Foreign forces staying?
The question mark hanging over these capabilities is wrapped up in the Bilateral Security Agreement between the US and Afghan Governments. Negotiations have been mired in argument as already fraught relations between the two sides deteriorated to new lows this summer over the opening of a Taliban office in Doha, Qatar, in June.
While politicians have postured over the terms, the US military remains vocal in its conviction the Afghans will need technical military support for years after the 2014 cut-off point.
“Afghan forces, at the end of 2014, won’t be completely independent,” General Joseph F Dunford Jr, Commander of American and Allied Forces in Afghanistan, told The New York Times last month. “Our presence post-2014 is necessary for the gains we have made to date to be sustainable.”
His words came just the day before a Pentagon report concluded that post-2014 Afghan security forces “will still require substantial training, advising and assistance – including financial support – to address ongoing shortcomings.”
Shortcomings are more often pointed out with regular units of the Afghan security forces than special operations soldiers. Corruption, a lack of proficiency and the well-documented “insider attacks” – where soldiers turn their guns on colleagues – have plagued the regular Afghan army.
Their Special Forces units, known as Crisis Response Units, are the most elite, and most ready to act independently in the field, from the perspective of proficiency and training. This is why their ability to operate post-2014 is so crucial. When it comes to native forces fighting the Taliban, if the Afghan Special Forces cannot do the job, no-one here can.

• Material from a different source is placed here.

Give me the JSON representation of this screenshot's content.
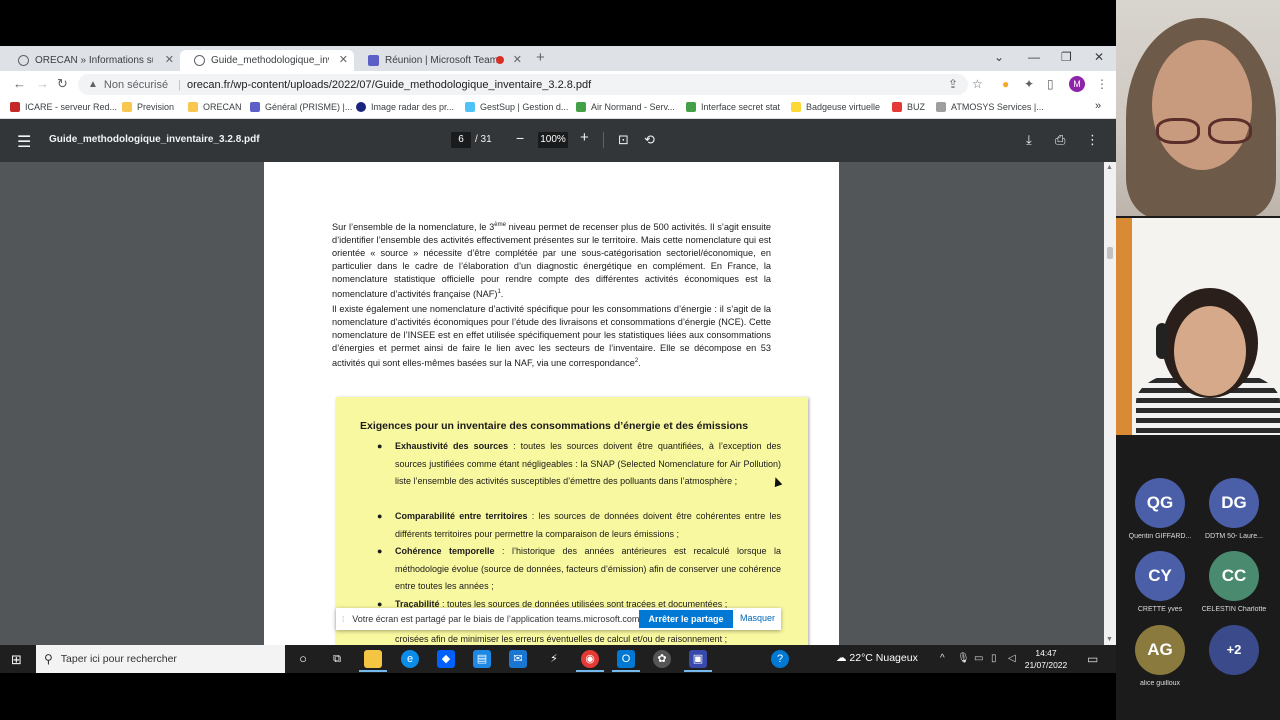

For a “behind-the-scenes” look at a night-raid with Afghan Special Forces, read Jane Ferguson’s latest blog post: A midnight stroll with Afghan commandos.
Follow Jane Ferguson on Twitter: @JaneFerguson5